Yongxiong Ren has taken this idea to heart. “Among all the lessons I learned in our lab, the most important one is that diverse teams are smarter and more creative. Some exciting ideas and solutions to technical challenges come from our discussions and debates. This is thanks to our different backgrounds and philosophies.”
This is an approach to people and life in general that has implications outside of a basement laboratory. A few years ago, when Alan hosted a brainstorming session with U.S. Military DARPA Fellows, his students from the Chinese and Muslim world were able to interact face-to-face with uniformed military personnel.
“When the event was over, the military folks came up to me and told me how much it opened their eyes to be able to interact with people they don’t normally cross paths with,” Alan says proudly.
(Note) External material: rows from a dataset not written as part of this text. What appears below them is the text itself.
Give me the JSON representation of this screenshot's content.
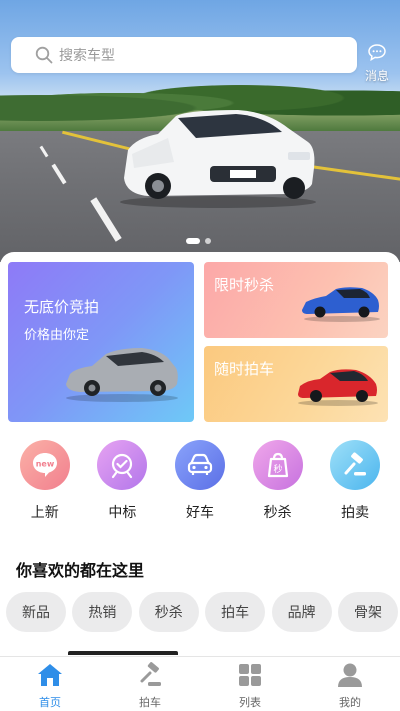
{
  "search": {
    "placeholder": "搜索车型"
  },
  "header": {
    "message_label": "消息"
  },
  "banner": {
    "dot_count": 2,
    "active_dot": 0
  },
  "promos": {
    "auction": {
      "title": "无底价竞拍",
      "subtitle": "价格由你定"
    },
    "flash": {
      "title": "限时秒杀"
    },
    "anytime": {
      "title": "随时拍车"
    }
  },
  "categories": [
    {
      "label": "上新",
      "icon": "new-icon",
      "color": "#f58b8b"
    },
    {
      "label": "中标",
      "icon": "target-icon",
      "color": "#c97ce8"
    },
    {
      "label": "好车",
      "icon": "car-icon",
      "color": "#6d86f2"
    },
    {
      "label": "秒杀",
      "icon": "flash-sale-icon",
      "color": "#d77fde"
    },
    {
      "label": "拍卖",
      "icon": "gavel-icon",
      "color": "#58c6f0"
    }
  ],
  "section": {
    "title": "你喜欢的都在这里"
  },
  "tags": [
    "新品",
    "热销",
    "秒杀",
    "拍车",
    "品牌",
    "骨架"
  ],
  "nav": [
    {
      "label": "首页",
      "icon": "home-icon",
      "active": true
    },
    {
      "label": "拍车",
      "icon": "gavel-icon",
      "active": false
    },
    {
      "label": "列表",
      "icon": "grid-icon",
      "active": false
    },
    {
      "label": "我的",
      "icon": "user-icon",
      "active": false
    }
  ],
  "colors": {
    "accent": "#2f8ee8"
  }
}
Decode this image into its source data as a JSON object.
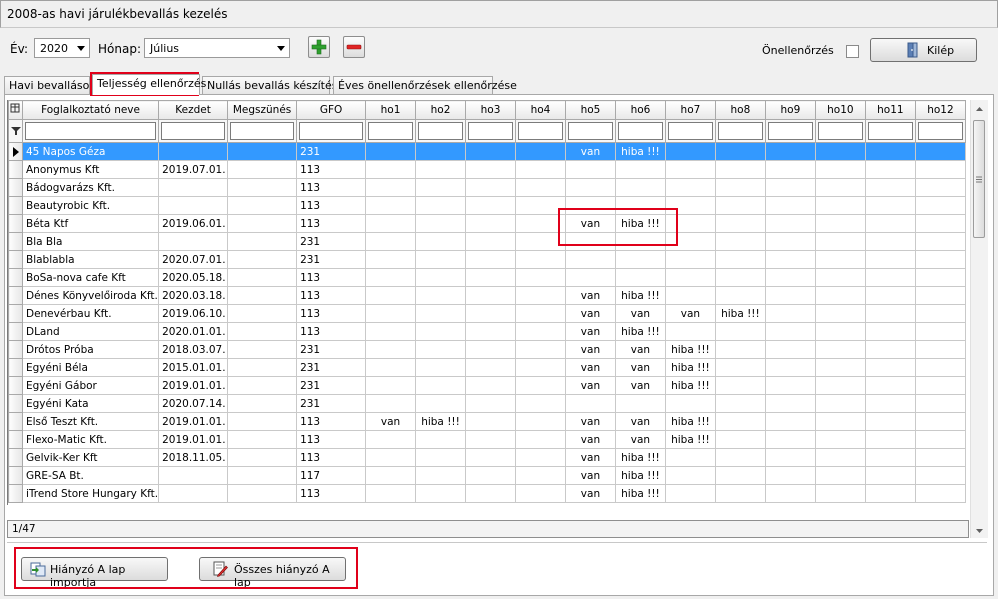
{
  "window": {
    "title": "2008-as havi járulékbevallás kezelés"
  },
  "toolbar": {
    "year_label": "Év:",
    "year_value": "2020",
    "month_label": "Hónap:",
    "month_value": "Július",
    "self_check_label": "Önellenőrzés",
    "exit_label": "Kilép"
  },
  "tabs": [
    {
      "label": "Havi bevallások"
    },
    {
      "label": "Teljesség ellenőrzés"
    },
    {
      "label": "Nullás bevallás készítése"
    },
    {
      "label": "Éves önellenőrzések ellenőrzése"
    }
  ],
  "grid": {
    "columns": [
      "Foglalkoztató neve",
      "Kezdet",
      "Megszünés",
      "GFO",
      "ho1",
      "ho2",
      "ho3",
      "ho4",
      "ho5",
      "ho6",
      "ho7",
      "ho8",
      "ho9",
      "ho10",
      "ho11",
      "ho12"
    ],
    "rows": [
      [
        "45 Napos Géza",
        "",
        "",
        "231",
        "",
        "",
        "",
        "",
        "van",
        "hiba !!!",
        "",
        "",
        "",
        "",
        "",
        ""
      ],
      [
        "Anonymus Kft",
        "2019.07.01.",
        "",
        "113",
        "",
        "",
        "",
        "",
        "",
        "",
        "",
        "",
        "",
        "",
        "",
        ""
      ],
      [
        "Bádogvarázs Kft.",
        "",
        "",
        "113",
        "",
        "",
        "",
        "",
        "",
        "",
        "",
        "",
        "",
        "",
        "",
        ""
      ],
      [
        "Beautyrobic Kft.",
        "",
        "",
        "113",
        "",
        "",
        "",
        "",
        "",
        "",
        "",
        "",
        "",
        "",
        "",
        ""
      ],
      [
        "Béta Ktf",
        "2019.06.01.",
        "",
        "113",
        "",
        "",
        "",
        "",
        "van",
        "hiba !!!",
        "",
        "",
        "",
        "",
        "",
        ""
      ],
      [
        "Bla Bla",
        "",
        "",
        "231",
        "",
        "",
        "",
        "",
        "",
        "",
        "",
        "",
        "",
        "",
        "",
        ""
      ],
      [
        "Blablabla",
        "2020.07.01.",
        "",
        "231",
        "",
        "",
        "",
        "",
        "",
        "",
        "",
        "",
        "",
        "",
        "",
        ""
      ],
      [
        "BoSa-nova cafe Kft",
        "2020.05.18.",
        "",
        "113",
        "",
        "",
        "",
        "",
        "",
        "",
        "",
        "",
        "",
        "",
        "",
        ""
      ],
      [
        "Dénes Könyvelőiroda Kft.",
        "2020.03.18.",
        "",
        "113",
        "",
        "",
        "",
        "",
        "van",
        "hiba !!!",
        "",
        "",
        "",
        "",
        "",
        ""
      ],
      [
        "Denevérbau Kft.",
        "2019.06.10.",
        "",
        "113",
        "",
        "",
        "",
        "",
        "van",
        "van",
        "van",
        "hiba !!!",
        "",
        "",
        "",
        ""
      ],
      [
        "DLand",
        "2020.01.01.",
        "",
        "113",
        "",
        "",
        "",
        "",
        "van",
        "hiba !!!",
        "",
        "",
        "",
        "",
        "",
        ""
      ],
      [
        "Drótos Próba",
        "2018.03.07.",
        "",
        "231",
        "",
        "",
        "",
        "",
        "van",
        "van",
        "hiba !!!",
        "",
        "",
        "",
        "",
        ""
      ],
      [
        "Egyéni Béla",
        "2015.01.01.",
        "",
        "231",
        "",
        "",
        "",
        "",
        "van",
        "van",
        "hiba !!!",
        "",
        "",
        "",
        "",
        ""
      ],
      [
        "Egyéni Gábor",
        "2019.01.01.",
        "",
        "231",
        "",
        "",
        "",
        "",
        "van",
        "van",
        "hiba !!!",
        "",
        "",
        "",
        "",
        ""
      ],
      [
        "Egyéni Kata",
        "2020.07.14.",
        "",
        "231",
        "",
        "",
        "",
        "",
        "",
        "",
        "",
        "",
        "",
        "",
        "",
        ""
      ],
      [
        "Első Teszt Kft.",
        "2019.01.01.",
        "",
        "113",
        "van",
        "hiba !!!",
        "",
        "",
        "van",
        "van",
        "hiba !!!",
        "",
        "",
        "",
        "",
        ""
      ],
      [
        "Flexo-Matic Kft.",
        "2019.01.01.",
        "",
        "113",
        "",
        "",
        "",
        "",
        "van",
        "van",
        "hiba !!!",
        "",
        "",
        "",
        "",
        ""
      ],
      [
        "Gelvik-Ker Kft",
        "2018.11.05.",
        "",
        "113",
        "",
        "",
        "",
        "",
        "van",
        "hiba !!!",
        "",
        "",
        "",
        "",
        "",
        ""
      ],
      [
        "GRE-SA Bt.",
        "",
        "",
        "117",
        "",
        "",
        "",
        "",
        "van",
        "hiba !!!",
        "",
        "",
        "",
        "",
        "",
        ""
      ],
      [
        "iTrend Store Hungary Kft.",
        "",
        "",
        "113",
        "",
        "",
        "",
        "",
        "van",
        "hiba !!!",
        "",
        "",
        "",
        "",
        "",
        ""
      ]
    ]
  },
  "status": {
    "record_position": "1/47"
  },
  "bottom": {
    "import_button": "Hiányzó A lap importja",
    "all_missing_button": "Összes hiányzó A lap"
  },
  "colors": {
    "selection": "#3399ff",
    "highlight_box": "#e0001a"
  }
}
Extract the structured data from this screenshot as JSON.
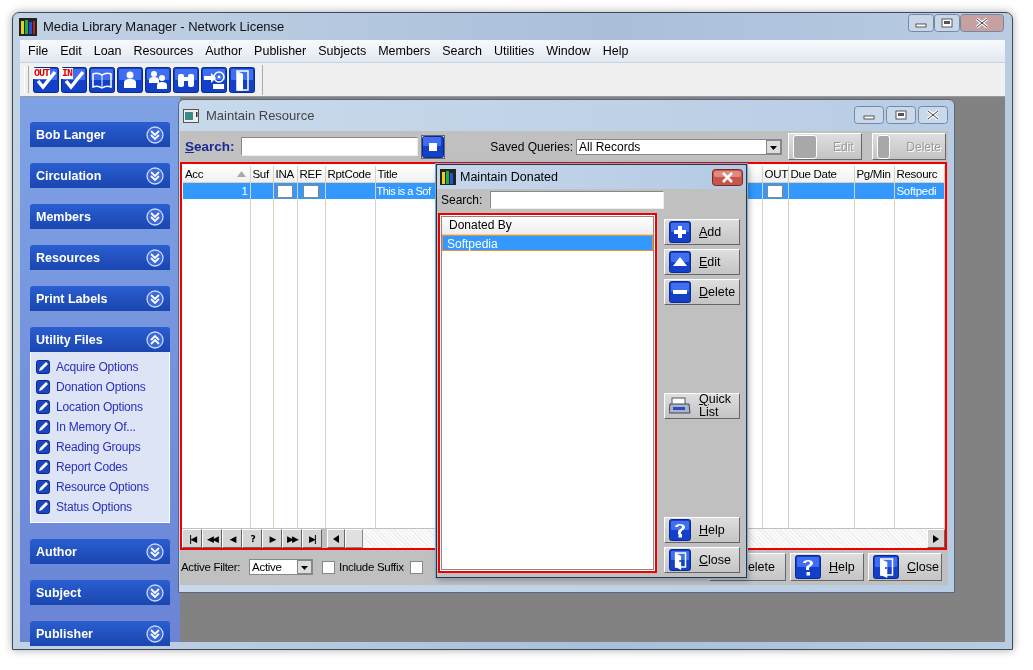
{
  "window": {
    "title": "Media Library Manager - Network License"
  },
  "menu": [
    "File",
    "Edit",
    "Loan",
    "Resources",
    "Author",
    "Publisher",
    "Subjects",
    "Members",
    "Search",
    "Utilities",
    "Window",
    "Help"
  ],
  "toolbar": [
    {
      "kind": "out",
      "label": "OUT"
    },
    {
      "kind": "in",
      "label": "IN"
    },
    {
      "kind": "book"
    },
    {
      "kind": "person"
    },
    {
      "kind": "people"
    },
    {
      "kind": "binoculars"
    },
    {
      "kind": "import"
    },
    {
      "kind": "door"
    }
  ],
  "sidebar": [
    {
      "title": "Bob Langer",
      "expanded": false
    },
    {
      "title": "Circulation",
      "expanded": false
    },
    {
      "title": "Members",
      "expanded": false
    },
    {
      "title": "Resources",
      "expanded": false
    },
    {
      "title": "Print Labels",
      "expanded": false
    },
    {
      "title": "Utility Files",
      "expanded": true,
      "items": [
        "Acquire Options",
        "Donation Options",
        "Location Options",
        "In Memory Of...",
        "Reading Groups",
        "Report Codes",
        "Resource Options",
        "Status Options"
      ]
    },
    {
      "title": "Author",
      "expanded": false
    },
    {
      "title": "Subject",
      "expanded": false
    },
    {
      "title": "Publisher",
      "expanded": false
    }
  ],
  "resource_window": {
    "title": "Maintain Resource",
    "search_label": "Search:",
    "saved_queries_label": "Saved Queries:",
    "saved_query": "All Records",
    "buttons": [
      {
        "label": "Edit",
        "disabled": true
      },
      {
        "label": "Delete",
        "disabled": true
      }
    ],
    "table": {
      "columns": [
        {
          "label": "Acc",
          "sorted": true
        },
        {
          "label": "Suf",
          "sorted": false
        },
        {
          "label": "INA",
          "sorted": false
        },
        {
          "label": "REF",
          "sorted": false
        },
        {
          "label": "RptCode",
          "sorted": false
        },
        {
          "label": "Title",
          "sorted": false
        },
        {
          "label": "OUT",
          "sorted": false
        },
        {
          "label": "Due Date",
          "sorted": false
        },
        {
          "label": "Pg/Min",
          "sorted": false
        },
        {
          "label": "Resourc",
          "sorted": false
        }
      ],
      "rows": [
        {
          "selected": true,
          "cells": [
            {
              "kind": "number",
              "text": "1"
            },
            {
              "kind": "empty"
            },
            {
              "kind": "checkbox",
              "checked": false
            },
            {
              "kind": "checkbox",
              "checked": false
            },
            {
              "kind": "empty"
            },
            {
              "kind": "text",
              "text": "This is a Sof"
            },
            {
              "kind": "checkbox",
              "checked": false
            },
            {
              "kind": "empty"
            },
            {
              "kind": "empty"
            },
            {
              "kind": "text",
              "text": "Softpedi"
            }
          ]
        }
      ]
    },
    "navigator": [
      "|◀",
      "◀◀",
      "◀",
      "?",
      "▶",
      "▶▶",
      "▶|"
    ],
    "active_filter_label": "Active Filter:",
    "active_filter": "Active",
    "checkboxes": [
      {
        "label": "Include Suffix",
        "checked": false
      },
      {
        "checked": false
      }
    ],
    "bottom_buttons": [
      {
        "kind": "delete",
        "label": "elete"
      },
      {
        "kind": "help",
        "label": "Help"
      },
      {
        "kind": "close",
        "label": "Close"
      }
    ]
  },
  "dialog": {
    "title": "Maintain Donated",
    "search_label": "Search:",
    "list": {
      "header": "Donated By",
      "rows": [
        {
          "text": "Softpedia",
          "selected": true
        }
      ]
    },
    "buttons": [
      {
        "kind": "add",
        "label": "Add"
      },
      {
        "kind": "edit",
        "label": "Edit"
      },
      {
        "kind": "delete",
        "label": "Delete"
      },
      {
        "kind": "print",
        "label": "Quick List"
      },
      {
        "kind": "help",
        "label": "Help"
      },
      {
        "kind": "close",
        "label": "Close"
      }
    ]
  }
}
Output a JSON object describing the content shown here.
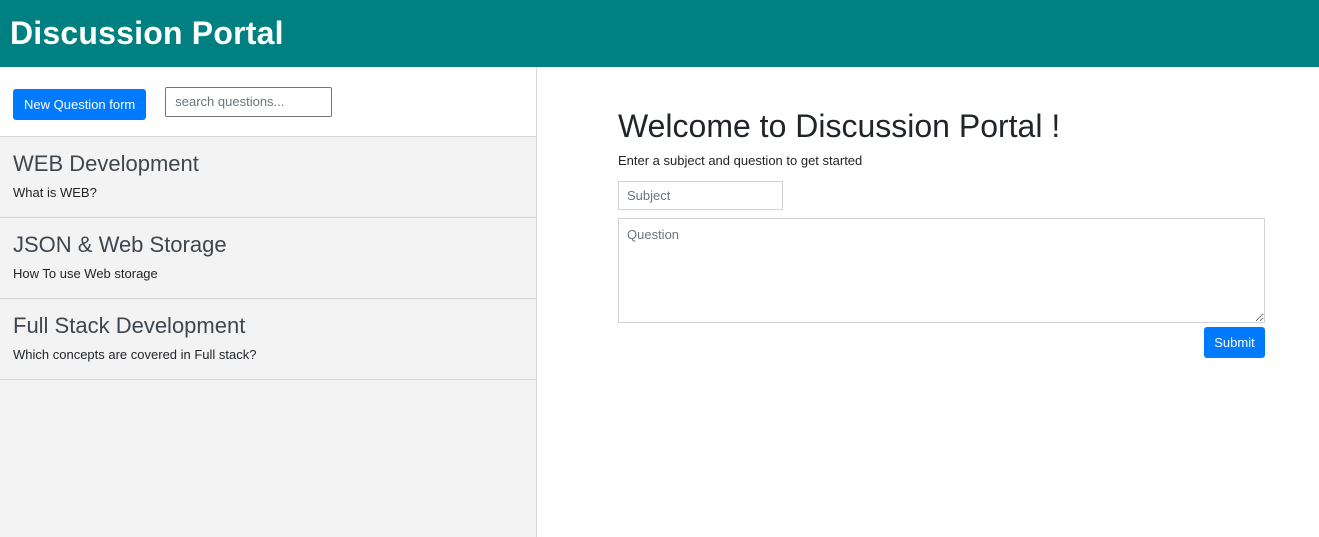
{
  "header": {
    "title": "Discussion Portal"
  },
  "sidebar": {
    "new_question_label": "New Question form",
    "search_placeholder": "search questions...",
    "questions": [
      {
        "subject": "WEB Development",
        "question": "What is WEB?"
      },
      {
        "subject": "JSON & Web Storage",
        "question": "How To use Web storage"
      },
      {
        "subject": "Full Stack Development",
        "question": "Which concepts are covered in Full stack?"
      }
    ]
  },
  "content": {
    "welcome_title": "Welcome to Discussion Portal !",
    "welcome_subtitle": "Enter a subject and question to get started",
    "subject_placeholder": "Subject",
    "question_placeholder": "Question",
    "submit_label": "Submit"
  },
  "colors": {
    "header_bg": "#008080",
    "button_bg": "#007bff",
    "sidebar_bg": "#f3f3f3"
  }
}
That’s not to say that just putting U.S. military officials and Iranian PhD students in a room together is going to solve any major geopolitical problems – but it couldn’t hurt.
“One of the greatest lessons I learned in Dr. Willner’s lab was about the cooperation between people from diverse backgrounds working together for a common goal with mutual respect for each other.” Nisar says. “Imagine how this mindset can change our world.”
This was quickly learned by Ahmad as well. “At first I was astonished that the group worked together so well. I soon realized that we all share the universal language of science, which unites people no matter where they’re from.”
Alan understands that these experiences not only make for better engineers, but for better people as well. And at the end of the day, that is what he’s really after. “Do my students come out as better researchers than when they started? I believe so. But are they also changed for the better? Are they happier? I certainly hope so.” He says as our interview concludes.
Somehow, an underground photonics lab in the electrical engineering department seems to be the perfect place for people and ideas to come together. These students are here because of their shared passion for engineering. They have a shared mission; they are a kehillah. Sure, they have political positions, and religious affiliations, and long memories, just like everyone else. But sometimes the best way to get people to understand each other is to put them in a lab and force them to solve the problem of optical-fiber-induced data signal impairments, together.
Photo courtesy of USC Viterbi
Published on August 12th, 2016
Last updated on January 10th, 2019